The partners "concluded that the current gas discoveries do not provide a sufficient basis for further capacity expansion," said a Statoil statement.
"With new gas discoveries increased capacity may again be considered," it added.
The three companies have been exploring for the past 18 months whether to build a pipeline or another plant to liquefy the natural gas.
Statoil said no decision was reached on which option would be preferable.
The companies will focus on making better use of the current system of taking gas via an undersea pipeline to an onshore LNG plant, it added.
Statoil holds 36.79 percent in the field and is the operator.

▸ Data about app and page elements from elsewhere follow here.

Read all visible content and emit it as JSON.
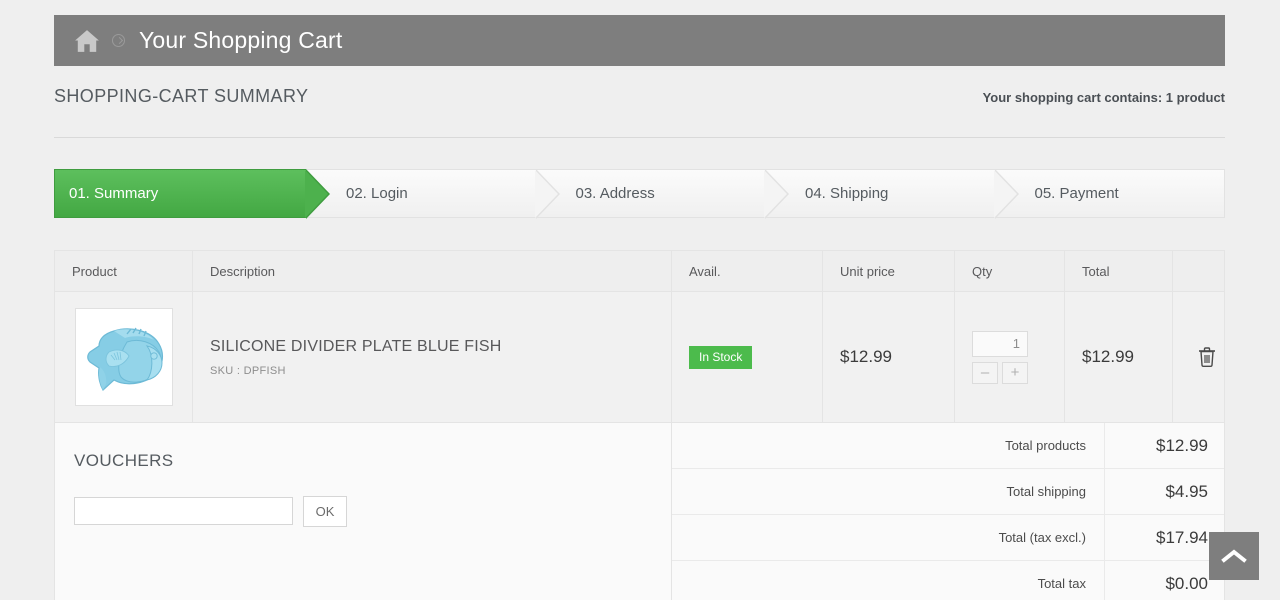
{
  "header": {
    "home_icon": "home-icon",
    "separator_icon": "chevron-circle-icon",
    "title": "Your Shopping Cart",
    "bar_color": "#7e7e7e"
  },
  "summary": {
    "title": "SHOPPING-CART SUMMARY",
    "cart_contains": "Your shopping cart contains: 1 product"
  },
  "steps": [
    {
      "label": "01. Summary",
      "state": "current"
    },
    {
      "label": "02. Login",
      "state": "upcoming"
    },
    {
      "label": "03. Address",
      "state": "upcoming"
    },
    {
      "label": "04. Shipping",
      "state": "upcoming"
    },
    {
      "label": "05. Payment",
      "state": "upcoming"
    }
  ],
  "step_active_color": "#4cbb4c",
  "cart_table": {
    "headers": {
      "product": "Product",
      "description": "Description",
      "avail": "Avail.",
      "unit_price": "Unit price",
      "qty": "Qty",
      "total": "Total",
      "action": ""
    },
    "rows": [
      {
        "image_icon": "blue-fish-plate-image",
        "name": "SILICONE DIVIDER PLATE BLUE FISH",
        "sku": "SKU : DPFISH",
        "availability": "In Stock",
        "availability_color": "#4cbb4c",
        "unit_price": "$12.99",
        "qty_value": "1",
        "qty_decrease": "–",
        "qty_increase": "+",
        "total": "$12.99",
        "delete_icon": "trash-icon"
      }
    ]
  },
  "vouchers": {
    "title": "VOUCHERS",
    "input_value": "",
    "input_placeholder": "",
    "ok_label": "OK"
  },
  "totals": [
    {
      "label": "Total products",
      "value": "$12.99"
    },
    {
      "label": "Total shipping",
      "value": "$4.95"
    },
    {
      "label": "Total (tax excl.)",
      "value": "$17.94"
    },
    {
      "label": "Total tax",
      "value": "$0.00"
    }
  ],
  "scroll_top": {
    "icon": "chevron-up-icon"
  }
}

French companies Total and GDF Suez hold 18.4 percent and 12 percent stakes.
Petoro, the state-owned company which manages Norway's interest in energy exploration and production projects, holds a 30 percent stake, and Germany's RWE Dea 2.81 percent.